Thursday, January 29, 2004

The Tyranny of Copyright

''The notion that intellectual property rights should never expire, and works never enter the public domain -- this is the truly fanatical and unconstitutional position,'' says Jonathan Zittrain, a co-founder of the Berkman Center for Internet and Society at Harvard Law School, the intellectual hub of the Copy Left.

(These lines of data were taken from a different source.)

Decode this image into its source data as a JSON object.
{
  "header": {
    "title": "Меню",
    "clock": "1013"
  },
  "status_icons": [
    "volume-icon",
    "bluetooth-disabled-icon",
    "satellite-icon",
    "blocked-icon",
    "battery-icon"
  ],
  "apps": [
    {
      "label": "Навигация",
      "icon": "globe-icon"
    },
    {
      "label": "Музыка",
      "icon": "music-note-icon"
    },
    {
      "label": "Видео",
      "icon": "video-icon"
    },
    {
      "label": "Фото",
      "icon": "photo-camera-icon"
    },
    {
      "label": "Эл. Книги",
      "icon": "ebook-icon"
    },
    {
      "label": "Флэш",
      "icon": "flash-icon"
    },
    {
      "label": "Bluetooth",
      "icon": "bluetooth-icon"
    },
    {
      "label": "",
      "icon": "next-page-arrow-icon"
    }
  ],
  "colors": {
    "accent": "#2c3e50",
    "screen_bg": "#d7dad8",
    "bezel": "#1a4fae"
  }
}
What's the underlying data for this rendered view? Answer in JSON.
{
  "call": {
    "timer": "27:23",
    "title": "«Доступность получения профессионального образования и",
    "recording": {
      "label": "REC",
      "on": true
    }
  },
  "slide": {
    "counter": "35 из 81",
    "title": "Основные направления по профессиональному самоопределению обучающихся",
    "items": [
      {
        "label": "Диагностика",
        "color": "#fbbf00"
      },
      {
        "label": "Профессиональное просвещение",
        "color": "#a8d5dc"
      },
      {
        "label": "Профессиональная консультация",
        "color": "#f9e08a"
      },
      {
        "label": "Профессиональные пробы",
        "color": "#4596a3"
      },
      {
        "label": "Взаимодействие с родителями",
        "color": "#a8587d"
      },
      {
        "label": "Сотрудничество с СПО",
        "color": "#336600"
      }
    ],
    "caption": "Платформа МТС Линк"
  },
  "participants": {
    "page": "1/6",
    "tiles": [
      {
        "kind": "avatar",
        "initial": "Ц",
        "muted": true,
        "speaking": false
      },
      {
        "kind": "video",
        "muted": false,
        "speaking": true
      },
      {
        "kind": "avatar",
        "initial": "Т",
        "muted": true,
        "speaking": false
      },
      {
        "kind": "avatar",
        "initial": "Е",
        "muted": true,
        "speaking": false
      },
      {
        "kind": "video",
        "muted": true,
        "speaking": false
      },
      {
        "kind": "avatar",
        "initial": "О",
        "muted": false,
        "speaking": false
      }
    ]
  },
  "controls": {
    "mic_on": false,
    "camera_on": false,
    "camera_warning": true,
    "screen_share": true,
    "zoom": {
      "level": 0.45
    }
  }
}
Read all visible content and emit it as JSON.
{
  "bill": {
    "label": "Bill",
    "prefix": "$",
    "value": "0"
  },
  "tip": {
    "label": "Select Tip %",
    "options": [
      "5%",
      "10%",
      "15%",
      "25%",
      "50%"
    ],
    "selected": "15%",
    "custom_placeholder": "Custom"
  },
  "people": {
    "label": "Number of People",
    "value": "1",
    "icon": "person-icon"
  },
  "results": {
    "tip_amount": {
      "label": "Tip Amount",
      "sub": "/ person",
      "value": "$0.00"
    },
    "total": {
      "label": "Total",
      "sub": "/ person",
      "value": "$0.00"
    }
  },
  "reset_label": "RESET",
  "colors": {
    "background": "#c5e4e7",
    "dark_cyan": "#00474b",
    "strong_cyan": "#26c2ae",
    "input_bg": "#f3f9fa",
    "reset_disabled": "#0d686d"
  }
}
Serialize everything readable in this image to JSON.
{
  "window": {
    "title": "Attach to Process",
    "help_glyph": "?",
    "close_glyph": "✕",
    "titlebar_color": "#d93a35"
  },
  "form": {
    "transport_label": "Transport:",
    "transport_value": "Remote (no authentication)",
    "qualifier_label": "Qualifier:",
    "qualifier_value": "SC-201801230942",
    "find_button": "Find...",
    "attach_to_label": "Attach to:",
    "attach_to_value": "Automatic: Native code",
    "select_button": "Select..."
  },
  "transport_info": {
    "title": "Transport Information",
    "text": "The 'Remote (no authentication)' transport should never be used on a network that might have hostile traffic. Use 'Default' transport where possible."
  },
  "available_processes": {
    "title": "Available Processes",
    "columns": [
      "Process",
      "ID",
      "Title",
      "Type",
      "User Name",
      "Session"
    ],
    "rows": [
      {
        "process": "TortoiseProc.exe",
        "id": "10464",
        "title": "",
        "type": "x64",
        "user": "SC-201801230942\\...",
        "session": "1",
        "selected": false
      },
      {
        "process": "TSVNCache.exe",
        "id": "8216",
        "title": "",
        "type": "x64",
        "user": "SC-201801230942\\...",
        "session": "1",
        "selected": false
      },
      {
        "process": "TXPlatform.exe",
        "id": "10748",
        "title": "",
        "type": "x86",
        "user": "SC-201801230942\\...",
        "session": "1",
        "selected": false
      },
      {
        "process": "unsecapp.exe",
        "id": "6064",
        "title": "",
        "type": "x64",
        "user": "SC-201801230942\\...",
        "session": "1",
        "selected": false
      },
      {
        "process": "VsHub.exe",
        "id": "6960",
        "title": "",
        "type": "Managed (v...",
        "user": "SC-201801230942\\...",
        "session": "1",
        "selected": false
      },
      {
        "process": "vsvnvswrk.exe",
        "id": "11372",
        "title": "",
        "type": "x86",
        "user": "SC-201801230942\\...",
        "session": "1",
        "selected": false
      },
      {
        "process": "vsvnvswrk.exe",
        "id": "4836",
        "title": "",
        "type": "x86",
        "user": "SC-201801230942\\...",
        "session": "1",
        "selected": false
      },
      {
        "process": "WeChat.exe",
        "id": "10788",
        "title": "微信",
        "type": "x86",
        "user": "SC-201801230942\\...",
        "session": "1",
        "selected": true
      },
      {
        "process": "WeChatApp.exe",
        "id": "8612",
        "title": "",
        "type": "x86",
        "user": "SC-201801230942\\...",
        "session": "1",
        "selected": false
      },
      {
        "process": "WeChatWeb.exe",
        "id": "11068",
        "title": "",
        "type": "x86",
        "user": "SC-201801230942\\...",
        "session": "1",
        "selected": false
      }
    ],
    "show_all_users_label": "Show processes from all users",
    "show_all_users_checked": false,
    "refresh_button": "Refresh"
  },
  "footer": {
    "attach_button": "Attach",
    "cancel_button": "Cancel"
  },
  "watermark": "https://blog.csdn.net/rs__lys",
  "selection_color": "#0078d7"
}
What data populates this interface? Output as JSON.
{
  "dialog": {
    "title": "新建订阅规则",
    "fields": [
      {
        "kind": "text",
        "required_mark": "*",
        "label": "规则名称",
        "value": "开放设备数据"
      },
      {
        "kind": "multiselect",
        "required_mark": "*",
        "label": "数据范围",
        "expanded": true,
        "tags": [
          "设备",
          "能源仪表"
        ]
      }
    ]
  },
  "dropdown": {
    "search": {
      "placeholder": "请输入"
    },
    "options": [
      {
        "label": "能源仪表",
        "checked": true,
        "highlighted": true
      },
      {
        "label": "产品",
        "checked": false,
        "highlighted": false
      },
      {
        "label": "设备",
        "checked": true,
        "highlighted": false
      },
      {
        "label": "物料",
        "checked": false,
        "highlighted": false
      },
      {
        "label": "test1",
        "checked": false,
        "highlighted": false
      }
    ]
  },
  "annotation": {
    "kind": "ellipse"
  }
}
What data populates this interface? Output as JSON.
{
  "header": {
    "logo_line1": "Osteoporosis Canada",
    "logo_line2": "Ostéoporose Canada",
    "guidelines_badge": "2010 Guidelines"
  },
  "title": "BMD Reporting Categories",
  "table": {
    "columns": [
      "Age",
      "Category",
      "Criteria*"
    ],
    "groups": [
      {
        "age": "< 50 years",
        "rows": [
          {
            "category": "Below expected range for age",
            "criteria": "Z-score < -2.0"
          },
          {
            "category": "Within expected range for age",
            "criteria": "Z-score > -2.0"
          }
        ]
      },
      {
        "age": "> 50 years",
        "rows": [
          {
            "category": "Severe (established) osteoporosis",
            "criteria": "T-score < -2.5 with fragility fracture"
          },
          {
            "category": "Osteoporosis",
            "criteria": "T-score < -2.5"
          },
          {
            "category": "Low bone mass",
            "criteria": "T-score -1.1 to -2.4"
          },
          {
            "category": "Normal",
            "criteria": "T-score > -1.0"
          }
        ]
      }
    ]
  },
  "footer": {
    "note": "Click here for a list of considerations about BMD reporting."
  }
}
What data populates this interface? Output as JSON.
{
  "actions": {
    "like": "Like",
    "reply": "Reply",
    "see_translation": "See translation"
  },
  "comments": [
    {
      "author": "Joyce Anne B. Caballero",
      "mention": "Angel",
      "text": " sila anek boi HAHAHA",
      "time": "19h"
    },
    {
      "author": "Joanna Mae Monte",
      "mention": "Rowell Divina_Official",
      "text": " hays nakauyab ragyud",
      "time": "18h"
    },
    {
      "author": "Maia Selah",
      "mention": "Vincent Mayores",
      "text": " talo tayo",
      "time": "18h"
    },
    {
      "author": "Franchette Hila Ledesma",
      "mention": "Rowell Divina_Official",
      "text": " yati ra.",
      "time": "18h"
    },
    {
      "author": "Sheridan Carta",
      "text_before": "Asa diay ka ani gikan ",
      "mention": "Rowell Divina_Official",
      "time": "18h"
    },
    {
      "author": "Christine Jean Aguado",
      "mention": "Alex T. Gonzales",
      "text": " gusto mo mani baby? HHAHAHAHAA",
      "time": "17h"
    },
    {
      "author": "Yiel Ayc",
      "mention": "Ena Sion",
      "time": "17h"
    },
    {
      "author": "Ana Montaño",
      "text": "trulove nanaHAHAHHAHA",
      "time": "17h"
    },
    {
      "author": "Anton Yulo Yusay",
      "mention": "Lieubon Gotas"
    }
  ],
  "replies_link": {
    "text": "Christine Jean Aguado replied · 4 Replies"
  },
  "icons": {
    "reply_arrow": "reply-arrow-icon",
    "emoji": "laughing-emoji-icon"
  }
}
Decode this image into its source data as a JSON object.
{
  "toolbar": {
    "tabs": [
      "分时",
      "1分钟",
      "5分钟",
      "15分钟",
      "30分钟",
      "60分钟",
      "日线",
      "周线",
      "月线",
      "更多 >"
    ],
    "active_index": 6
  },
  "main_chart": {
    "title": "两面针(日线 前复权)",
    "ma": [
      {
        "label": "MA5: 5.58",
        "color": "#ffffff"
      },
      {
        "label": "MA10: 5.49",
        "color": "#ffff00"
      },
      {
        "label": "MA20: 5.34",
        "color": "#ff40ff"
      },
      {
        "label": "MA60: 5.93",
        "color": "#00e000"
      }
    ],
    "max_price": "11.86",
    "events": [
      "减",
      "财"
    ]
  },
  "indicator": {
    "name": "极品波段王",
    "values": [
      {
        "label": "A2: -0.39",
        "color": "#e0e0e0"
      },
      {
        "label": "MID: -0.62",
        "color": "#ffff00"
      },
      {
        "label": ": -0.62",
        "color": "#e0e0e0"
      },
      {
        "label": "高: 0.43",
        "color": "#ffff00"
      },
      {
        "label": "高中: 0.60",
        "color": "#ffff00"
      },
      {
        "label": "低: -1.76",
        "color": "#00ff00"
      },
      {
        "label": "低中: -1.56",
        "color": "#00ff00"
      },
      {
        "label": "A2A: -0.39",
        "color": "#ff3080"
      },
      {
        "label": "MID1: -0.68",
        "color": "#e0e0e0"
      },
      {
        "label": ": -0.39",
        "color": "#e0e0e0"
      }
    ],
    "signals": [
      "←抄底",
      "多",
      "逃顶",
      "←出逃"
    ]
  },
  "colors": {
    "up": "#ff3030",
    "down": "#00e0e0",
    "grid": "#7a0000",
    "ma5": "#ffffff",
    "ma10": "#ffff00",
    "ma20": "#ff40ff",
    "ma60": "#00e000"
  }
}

Thinkers like Lessig and Zittrain promote a vision of a world in which copyright law gives individual creators the exclusive right to profit from their intellectual property for a brief, limited period -- thus providing an incentive to create while still allowing successive generations of creators to draw freely on earlier ideas. They stress that borrowing and collaboration are essential components of all creation and caution against being seduced by the romantic myth of ''the author'': the lone garret-dwelling poet, creating masterpieces out of thin air. ''No one writes from nothing,'' says Yochai Benkler, a professor at Yale Law School. ''We all take the world as it is and use it, remix it.''

Post a Comment